When the Covid-19 pandemic struck, John Cogan was only four days into a new job as a fabricator with a midlands company. Finding himself temporarily unemployed and on the Pandemic Unemployment Payment, John started casting around for something to do.
John, who is based in Castlepollard, decided to investigate whether there might be an opening for wrought iron gate work in his local area.
Only a year later, Lir Steelworks, his new company, already has four full-time employees, including John, and one working part time – and the business has just enjoyed a turnover of €350,000 for 2021.
“You can do anything if you want to do it,” John says. “I started this with very little money, but you don’t need much money.
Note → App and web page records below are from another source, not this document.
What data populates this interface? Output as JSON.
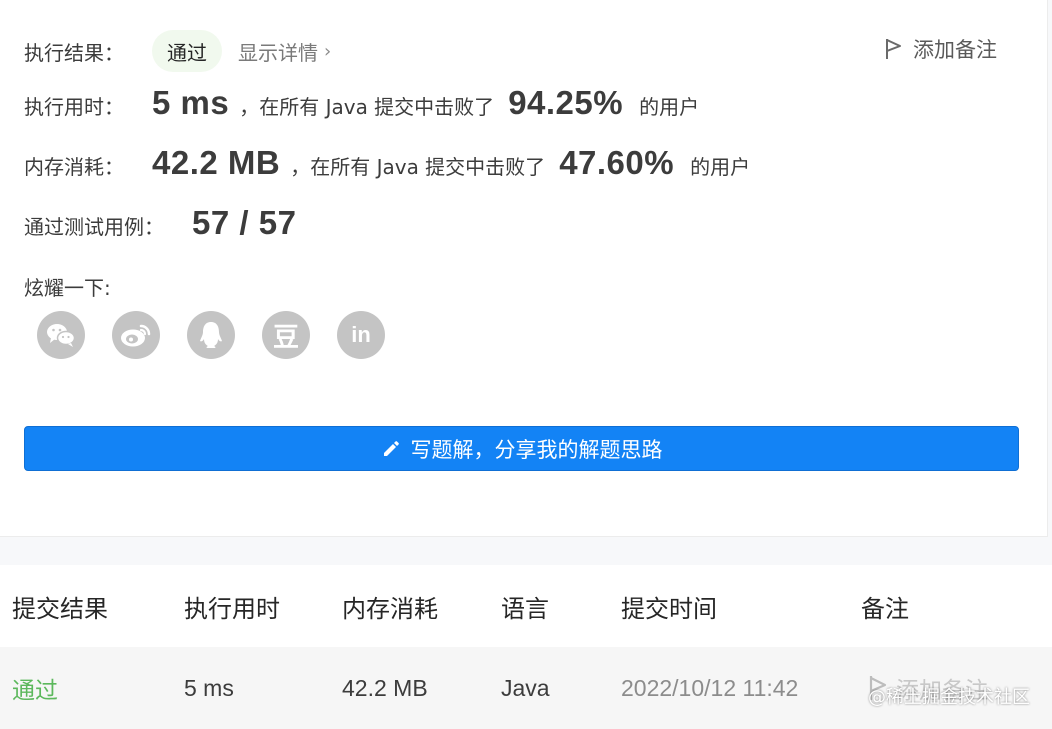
{
  "result": {
    "label": "执行结果：",
    "status": "通过",
    "details_link": "显示详情",
    "add_note": "添加备注"
  },
  "runtime": {
    "label": "执行用时：",
    "value": "5 ms",
    "mid_text": "，在所有 Java 提交中击败了",
    "percent": "94.25%",
    "suffix": "的用户"
  },
  "memory": {
    "label": "内存消耗：",
    "value": "42.2 MB",
    "mid_text": "，在所有 Java 提交中击败了",
    "percent": "47.60%",
    "suffix": "的用户"
  },
  "tests": {
    "label": "通过测试用例：",
    "value": "57 / 57"
  },
  "share": {
    "label": "炫耀一下:",
    "icons": [
      "wechat-icon",
      "weibo-icon",
      "qq-icon",
      "douban-icon",
      "linkedin-icon"
    ],
    "douban_glyph": "豆",
    "linkedin_glyph": "in"
  },
  "write_button": {
    "label": "写题解，分享我的解题思路"
  },
  "table": {
    "headers": [
      "提交结果",
      "执行用时",
      "内存消耗",
      "语言",
      "提交时间",
      "备注"
    ],
    "rows": [
      {
        "status": "通过",
        "runtime": "5 ms",
        "memory": "42.2 MB",
        "language": "Java",
        "time": "2022/10/12 11:42",
        "note": "添加备注"
      }
    ]
  },
  "watermark": "@稀土掘金技术社区",
  "colors": {
    "accent_blue": "#1383f5",
    "pass_green": "#5cb85c",
    "icon_gray": "#c4c4c4"
  }
}
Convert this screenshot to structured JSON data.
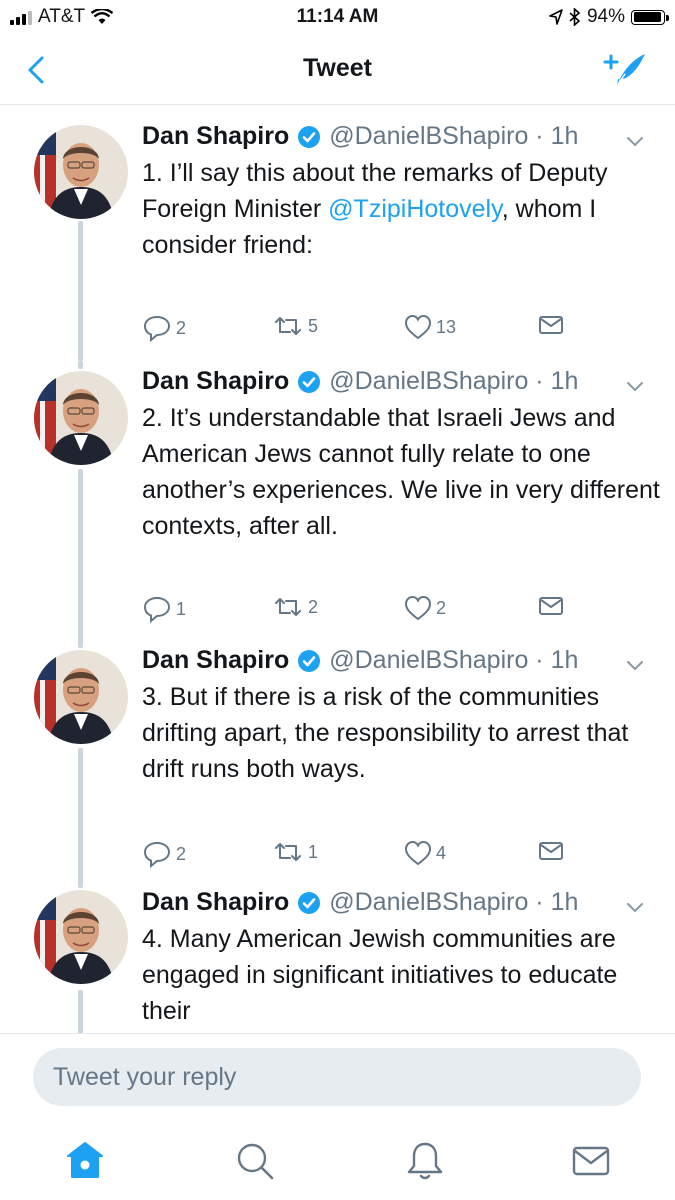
{
  "status_bar": {
    "carrier": "AT&T",
    "time": "11:14 AM",
    "battery_percent": "94%",
    "battery_level": 0.94
  },
  "nav": {
    "title": "Tweet"
  },
  "tweets": [
    {
      "name": "Dan Shapiro",
      "handle": "@DanielBShapiro",
      "time": "1h",
      "text_before": "1. I’ll say this about the remarks of Deputy Foreign Minister ",
      "mention": "@TzipiHotovely",
      "text_after": ", whom I consider friend:",
      "replies": "2",
      "retweets": "5",
      "likes": "13"
    },
    {
      "name": "Dan Shapiro",
      "handle": "@DanielBShapiro",
      "time": "1h",
      "text": "2. It’s understandable that Israeli Jews and American Jews cannot fully relate to one another’s experiences. We live in very different contexts, after all.",
      "replies": "1",
      "retweets": "2",
      "likes": "2"
    },
    {
      "name": "Dan Shapiro",
      "handle": "@DanielBShapiro",
      "time": "1h",
      "text": "3. But if there is a risk of the communities drifting apart, the responsibility to arrest that drift runs both ways.",
      "replies": "2",
      "retweets": "1",
      "likes": "4"
    },
    {
      "name": "Dan Shapiro",
      "handle": "@DanielBShapiro",
      "time": "1h",
      "text": "4. Many American Jewish communities are engaged in significant initiatives to educate their"
    }
  ],
  "reply": {
    "placeholder": "Tweet your reply"
  },
  "colors": {
    "accent": "#1da1f2",
    "muted": "#657786",
    "text": "#14171a",
    "thread_line": "#ccd6dd",
    "input_bg": "#e6ecf0"
  },
  "icons": [
    "back-chevron-icon",
    "compose-tweet-icon",
    "verified-badge-icon",
    "reply-icon",
    "retweet-icon",
    "like-icon",
    "direct-message-icon",
    "home-icon",
    "search-icon",
    "notifications-icon",
    "messages-icon"
  ]
}
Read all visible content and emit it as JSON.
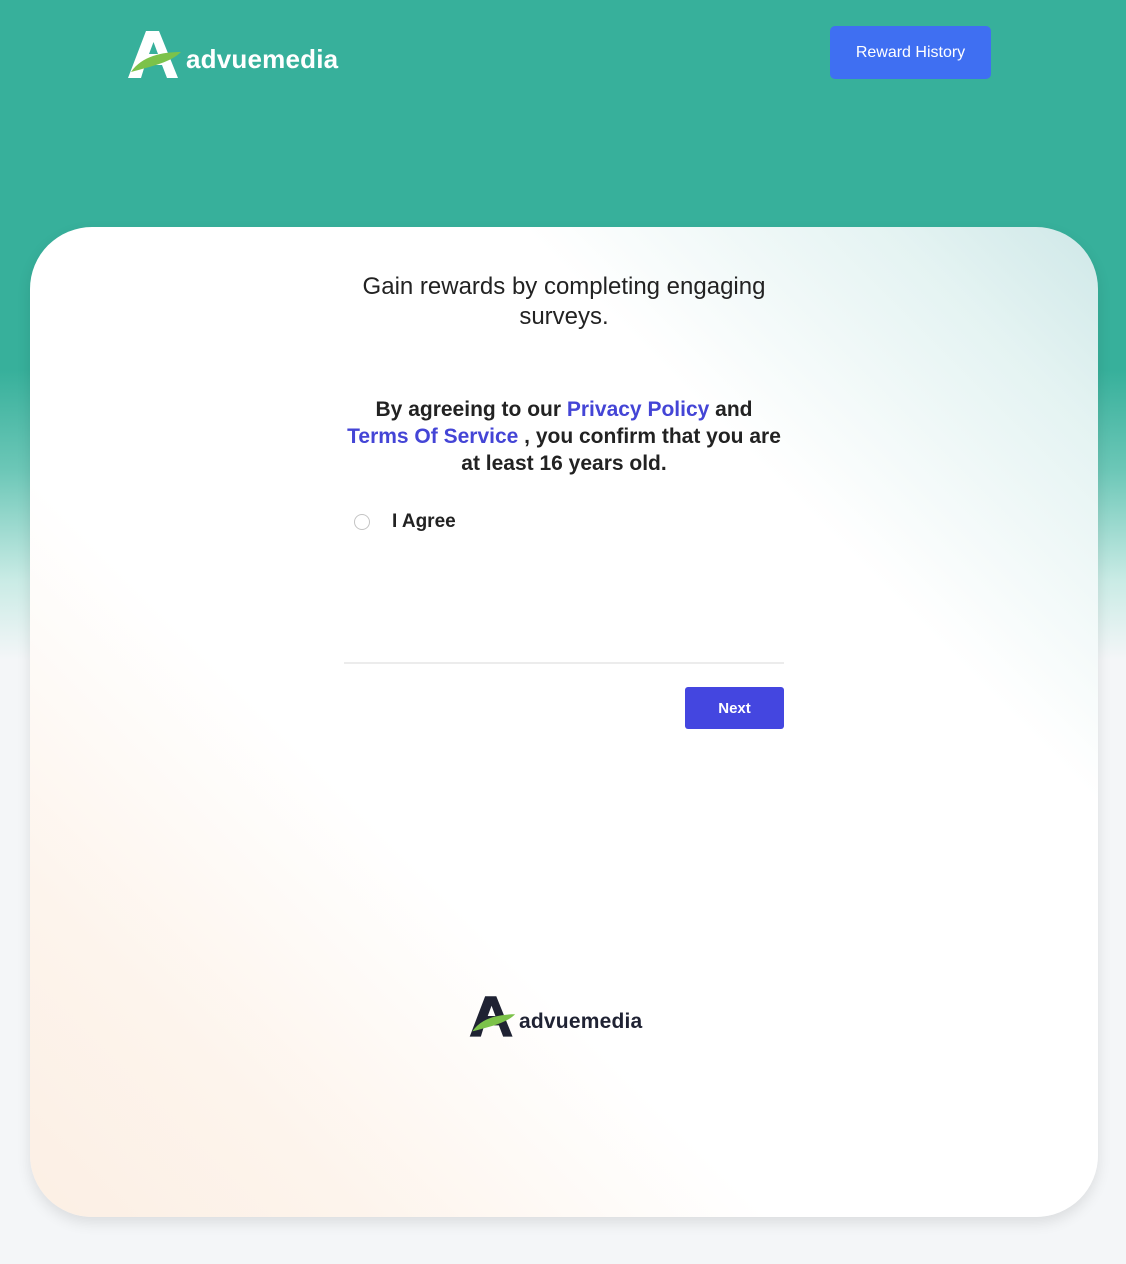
{
  "header": {
    "brand_name": "advuemedia",
    "reward_history_label": "Reward History"
  },
  "main": {
    "tagline": "Gain rewards by completing engaging surveys.",
    "consent": {
      "prefix": "By agreeing to our ",
      "privacy_link": "Privacy Policy",
      "middle": " and ",
      "terms_link": "Terms Of Service",
      "suffix": " , you confirm that you are at least 16 years old."
    },
    "agree_label": "I Agree",
    "agree_checked": false,
    "next_label": "Next"
  },
  "footer": {
    "brand_name": "advuemedia"
  },
  "colors": {
    "header_teal": "#37b09b",
    "reward_button": "#3f6ff2",
    "link": "#4445d6",
    "next_button": "#4446e0",
    "logo_leaf": "#7cc24a"
  },
  "icons": {
    "logo_mark": "letter-a-with-leaf-icon",
    "agree_radio": "radio-unchecked"
  }
}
You generate your money and, if you mind the money you generate, you generate a bigger picture.”
As well as wrought iron gates and railings, Lir Steelworks manufactures a wide range of steel fences, provides a CNC plasma cutting service and offers mobile welding services.
John started the business as a small operation at the back of his house. “I worked at home and set up a mobile unit, a van with all the equipment I needed to go around doing small jobs for farmers or builders,” he says.
“Then, I was getting that busy I decided in January of this year that I would lease a bigger premises and expand.”
With the help of his then 18-year-old son, Brian, who was in his Leaving Cert year but confined to the home because of the pandemic, John built up the business through Facebook advertising and word of mouth.
He also received support in the form of advice and grants through his involvement with the Engenuity network of Midlands engineering companies. “They have been brilliant,” he says. “I got great ideas from Engenuity. There are great leads from it. There’s so much there and you learn what’s on offer for your business that you wouldn’t otherwise know.”
John’s business philosophy is as simple as it is effective. “It’s a team effort,” he says, “It’s not rocket science but the quality of work we do is very good.”
The Engenuity engineering network, led by LEO Westmeath, and supported by Offaly, Longford and Laois Local Enterprise Offices, was founded in the belief that engineering microenterprises and SMEs needed to come together as a cluster to share knowledge and have their voices heard. The network was the brainchild of Tracey Tallon, Senior Enterprise Development Officer at LEO Westmeath, who believed that businesses that were experiencing the same problems could help each other.
Theresa Mulvihill, network manager for Engenuity, says: “We help members such as John at Lir to engage with their customers and markets and grow successful businesses. We’re delighted to see Lir go from strength to strength and equally gratified to know John has learned from, and been supported by, the other businesses in Engenuity. This support makes a real difference to a company’s bottom line.”